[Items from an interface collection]
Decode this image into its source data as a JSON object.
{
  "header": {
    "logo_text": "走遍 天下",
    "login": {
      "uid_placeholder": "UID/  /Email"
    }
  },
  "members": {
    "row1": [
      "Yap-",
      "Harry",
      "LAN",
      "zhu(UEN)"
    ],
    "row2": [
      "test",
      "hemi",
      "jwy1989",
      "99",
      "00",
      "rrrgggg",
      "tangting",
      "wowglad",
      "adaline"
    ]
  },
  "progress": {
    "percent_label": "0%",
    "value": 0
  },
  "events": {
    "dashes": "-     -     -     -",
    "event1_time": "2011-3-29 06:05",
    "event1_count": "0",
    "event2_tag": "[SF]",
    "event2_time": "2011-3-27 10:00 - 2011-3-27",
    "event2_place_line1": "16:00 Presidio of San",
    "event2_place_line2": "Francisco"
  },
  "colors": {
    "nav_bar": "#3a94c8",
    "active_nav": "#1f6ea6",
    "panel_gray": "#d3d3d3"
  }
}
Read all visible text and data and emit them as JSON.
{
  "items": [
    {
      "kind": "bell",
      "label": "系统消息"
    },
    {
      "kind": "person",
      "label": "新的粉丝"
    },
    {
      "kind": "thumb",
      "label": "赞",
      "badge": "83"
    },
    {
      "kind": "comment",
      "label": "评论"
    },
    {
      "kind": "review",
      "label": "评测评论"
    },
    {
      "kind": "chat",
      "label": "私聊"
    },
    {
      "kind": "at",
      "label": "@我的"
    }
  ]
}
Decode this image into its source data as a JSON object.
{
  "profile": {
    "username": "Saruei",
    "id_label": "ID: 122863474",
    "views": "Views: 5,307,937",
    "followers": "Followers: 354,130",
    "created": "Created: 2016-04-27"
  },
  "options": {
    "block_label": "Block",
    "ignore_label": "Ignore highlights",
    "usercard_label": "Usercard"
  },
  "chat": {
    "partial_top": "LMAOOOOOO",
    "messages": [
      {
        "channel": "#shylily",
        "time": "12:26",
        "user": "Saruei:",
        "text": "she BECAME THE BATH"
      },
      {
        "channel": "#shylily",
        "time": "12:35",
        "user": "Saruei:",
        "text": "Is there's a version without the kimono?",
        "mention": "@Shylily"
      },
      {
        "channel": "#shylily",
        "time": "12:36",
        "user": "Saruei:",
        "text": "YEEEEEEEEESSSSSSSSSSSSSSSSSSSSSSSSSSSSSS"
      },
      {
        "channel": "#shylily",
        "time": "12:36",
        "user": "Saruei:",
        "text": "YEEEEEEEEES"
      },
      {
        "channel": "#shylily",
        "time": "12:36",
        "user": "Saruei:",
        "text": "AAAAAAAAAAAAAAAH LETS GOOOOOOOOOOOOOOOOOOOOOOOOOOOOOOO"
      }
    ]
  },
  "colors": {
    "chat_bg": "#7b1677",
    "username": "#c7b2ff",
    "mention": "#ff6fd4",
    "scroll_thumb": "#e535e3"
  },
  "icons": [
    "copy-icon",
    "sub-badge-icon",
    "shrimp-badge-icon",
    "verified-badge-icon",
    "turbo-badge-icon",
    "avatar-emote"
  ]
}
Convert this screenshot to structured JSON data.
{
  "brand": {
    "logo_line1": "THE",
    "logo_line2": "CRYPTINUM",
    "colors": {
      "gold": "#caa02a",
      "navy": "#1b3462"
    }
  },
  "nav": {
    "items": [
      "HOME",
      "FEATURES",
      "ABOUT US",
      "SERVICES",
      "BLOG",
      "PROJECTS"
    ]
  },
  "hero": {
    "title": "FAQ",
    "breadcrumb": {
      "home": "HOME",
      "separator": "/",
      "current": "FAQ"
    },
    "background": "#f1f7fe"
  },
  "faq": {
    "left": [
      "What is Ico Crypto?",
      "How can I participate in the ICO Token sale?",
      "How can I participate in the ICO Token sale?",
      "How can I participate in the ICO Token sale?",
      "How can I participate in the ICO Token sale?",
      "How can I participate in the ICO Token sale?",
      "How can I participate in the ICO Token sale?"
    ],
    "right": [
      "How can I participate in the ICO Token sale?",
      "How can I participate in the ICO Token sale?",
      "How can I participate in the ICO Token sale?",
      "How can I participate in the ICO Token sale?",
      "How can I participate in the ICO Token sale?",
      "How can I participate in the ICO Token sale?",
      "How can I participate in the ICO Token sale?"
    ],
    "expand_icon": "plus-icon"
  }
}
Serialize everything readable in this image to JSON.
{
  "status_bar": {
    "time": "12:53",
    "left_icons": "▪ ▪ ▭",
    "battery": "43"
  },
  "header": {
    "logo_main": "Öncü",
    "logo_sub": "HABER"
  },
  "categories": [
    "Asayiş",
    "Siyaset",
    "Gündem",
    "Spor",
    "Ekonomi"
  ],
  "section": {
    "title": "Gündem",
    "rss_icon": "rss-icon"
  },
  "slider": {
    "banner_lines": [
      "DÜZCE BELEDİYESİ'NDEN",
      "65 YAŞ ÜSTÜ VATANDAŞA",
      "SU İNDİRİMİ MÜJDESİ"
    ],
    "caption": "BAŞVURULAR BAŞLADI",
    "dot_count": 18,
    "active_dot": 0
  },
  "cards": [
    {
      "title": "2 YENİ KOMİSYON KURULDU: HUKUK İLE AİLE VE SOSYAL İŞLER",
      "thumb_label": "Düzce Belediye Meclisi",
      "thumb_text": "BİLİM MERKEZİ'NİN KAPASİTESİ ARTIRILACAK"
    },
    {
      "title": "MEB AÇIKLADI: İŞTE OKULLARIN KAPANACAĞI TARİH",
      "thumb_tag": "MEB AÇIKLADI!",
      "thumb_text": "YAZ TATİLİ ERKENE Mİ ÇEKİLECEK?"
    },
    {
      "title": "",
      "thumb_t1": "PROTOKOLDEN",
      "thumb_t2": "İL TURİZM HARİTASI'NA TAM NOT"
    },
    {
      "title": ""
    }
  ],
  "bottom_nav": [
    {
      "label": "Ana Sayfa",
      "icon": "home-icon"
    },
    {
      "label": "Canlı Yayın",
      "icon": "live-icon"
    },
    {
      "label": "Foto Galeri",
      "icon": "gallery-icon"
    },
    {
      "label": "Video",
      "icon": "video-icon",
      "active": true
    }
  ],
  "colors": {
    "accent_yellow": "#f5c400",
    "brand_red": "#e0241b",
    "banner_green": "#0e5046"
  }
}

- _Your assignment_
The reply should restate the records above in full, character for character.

- _Expected output_
Decode this image into its source data as a JSON object.
{
  "header": {
    "logo_text": "走遍 天下",
    "login": {
      "uid_placeholder": "UID/  /Email"
    }
  },
  "members": {
    "row1": [
      "Yap-",
      "Harry",
      "LAN",
      "zhu(UEN)"
    ],
    "row2": [
      "test",
      "hemi",
      "jwy1989",
      "99",
      "00",
      "rrrgggg",
      "tangting",
      "wowglad",
      "adaline"
    ]
  },
  "progress": {
    "percent_label": "0%",
    "value": 0
  },
  "events": {
    "dashes": "-     -     -     -",
    "event1_time": "2011-3-29 06:05",
    "event1_count": "0",
    "event2_tag": "[SF]",
    "event2_time": "2011-3-27 10:00 - 2011-3-27",
    "event2_place_line1": "16:00 Presidio of San",
    "event2_place_line2": "Francisco"
  },
  "colors": {
    "nav_bar": "#3a94c8",
    "active_nav": "#1f6ea6",
    "panel_gray": "#d3d3d3"
  }
}
Read all visible text and data and emit them as JSON.
{
  "items": [
    {
      "kind": "bell",
      "label": "系统消息"
    },
    {
      "kind": "person",
      "label": "新的粉丝"
    },
    {
      "kind": "thumb",
      "label": "赞",
      "badge": "83"
    },
    {
      "kind": "comment",
      "label": "评论"
    },
    {
      "kind": "review",
      "label": "评测评论"
    },
    {
      "kind": "chat",
      "label": "私聊"
    },
    {
      "kind": "at",
      "label": "@我的"
    }
  ]
}
Decode this image into its source data as a JSON object.
{
  "profile": {
    "username": "Saruei",
    "id_label": "ID: 122863474",
    "views": "Views: 5,307,937",
    "followers": "Followers: 354,130",
    "created": "Created: 2016-04-27"
  },
  "options": {
    "block_label": "Block",
    "ignore_label": "Ignore highlights",
    "usercard_label": "Usercard"
  },
  "chat": {
    "partial_top": "LMAOOOOOO",
    "messages": [
      {
        "channel": "#shylily",
        "time": "12:26",
        "user": "Saruei:",
        "text": "she BECAME THE BATH"
      },
      {
        "channel": "#shylily",
        "time": "12:35",
        "user": "Saruei:",
        "text": "Is there's a version without the kimono?",
        "mention": "@Shylily"
      },
      {
        "channel": "#shylily",
        "time": "12:36",
        "user": "Saruei:",
        "text": "YEEEEEEEEESSSSSSSSSSSSSSSSSSSSSSSSSSSSSS"
      },
      {
        "channel": "#shylily",
        "time": "12:36",
        "user": "Saruei:",
        "text": "YEEEEEEEEES"
      },
      {
        "channel": "#shylily",
        "time": "12:36",
        "user": "Saruei:",
        "text": "AAAAAAAAAAAAAAAH LETS GOOOOOOOOOOOOOOOOOOOOOOOOOOOOOOO"
      }
    ]
  },
  "colors": {
    "chat_bg": "#7b1677",
    "username": "#c7b2ff",
    "mention": "#ff6fd4",
    "scroll_thumb": "#e535e3"
  },
  "icons": [
    "copy-icon",
    "sub-badge-icon",
    "shrimp-badge-icon",
    "verified-badge-icon",
    "turbo-badge-icon",
    "avatar-emote"
  ]
}
Convert this screenshot to structured JSON data.
{
  "brand": {
    "logo_line1": "THE",
    "logo_line2": "CRYPTINUM",
    "colors": {
      "gold": "#caa02a",
      "navy": "#1b3462"
    }
  },
  "nav": {
    "items": [
      "HOME",
      "FEATURES",
      "ABOUT US",
      "SERVICES",
      "BLOG",
      "PROJECTS"
    ]
  },
  "hero": {
    "title": "FAQ",
    "breadcrumb": {
      "home": "HOME",
      "separator": "/",
      "current": "FAQ"
    },
    "background": "#f1f7fe"
  },
  "faq": {
    "left": [
      "What is Ico Crypto?",
      "How can I participate in the ICO Token sale?",
      "How can I participate in the ICO Token sale?",
      "How can I participate in the ICO Token sale?",
      "How can I participate in the ICO Token sale?",
      "How can I participate in the ICO Token sale?",
      "How can I participate in the ICO Token sale?"
    ],
    "right": [
      "How can I participate in the ICO Token sale?",
      "How can I participate in the ICO Token sale?",
      "How can I participate in the ICO Token sale?",
      "How can I participate in the ICO Token sale?",
      "How can I participate in the ICO Token sale?",
      "How can I participate in the ICO Token sale?",
      "How can I participate in the ICO Token sale?"
    ],
    "expand_icon": "plus-icon"
  }
}
Serialize everything readable in this image to JSON.
{
  "status_bar": {
    "time": "12:53",
    "left_icons": "▪ ▪ ▭",
    "battery": "43"
  },
  "header": {
    "logo_main": "Öncü",
    "logo_sub": "HABER"
  },
  "categories": [
    "Asayiş",
    "Siyaset",
    "Gündem",
    "Spor",
    "Ekonomi"
  ],
  "section": {
    "title": "Gündem",
    "rss_icon": "rss-icon"
  },
  "slider": {
    "banner_lines": [
      "DÜZCE BELEDİYESİ'NDEN",
      "65 YAŞ ÜSTÜ VATANDAŞA",
      "SU İNDİRİMİ MÜJDESİ"
    ],
    "caption": "BAŞVURULAR BAŞLADI",
    "dot_count": 18,
    "active_dot": 0
  },
  "cards": [
    {
      "title": "2 YENİ KOMİSYON KURULDU: HUKUK İLE AİLE VE SOSYAL İŞLER",
      "thumb_label": "Düzce Belediye Meclisi",
      "thumb_text": "BİLİM MERKEZİ'NİN KAPASİTESİ ARTIRILACAK"
    },
    {
      "title": "MEB AÇIKLADI: İŞTE OKULLARIN KAPANACAĞI TARİH",
      "thumb_tag": "MEB AÇIKLADI!",
      "thumb_text": "YAZ TATİLİ ERKENE Mİ ÇEKİLECEK?"
    },
    {
      "title": "",
      "thumb_t1": "PROTOKOLDEN",
      "thumb_t2": "İL TURİZM HARİTASI'NA TAM NOT"
    },
    {
      "title": ""
    }
  ],
  "bottom_nav": [
    {
      "label": "Ana Sayfa",
      "icon": "home-icon"
    },
    {
      "label": "Canlı Yayın",
      "icon": "live-icon"
    },
    {
      "label": "Foto Galeri",
      "icon": "gallery-icon"
    },
    {
      "label": "Video",
      "icon": "video-icon",
      "active": true
    }
  ],
  "colors": {
    "accent_yellow": "#f5c400",
    "brand_red": "#e0241b",
    "banner_green": "#0e5046"
  }
}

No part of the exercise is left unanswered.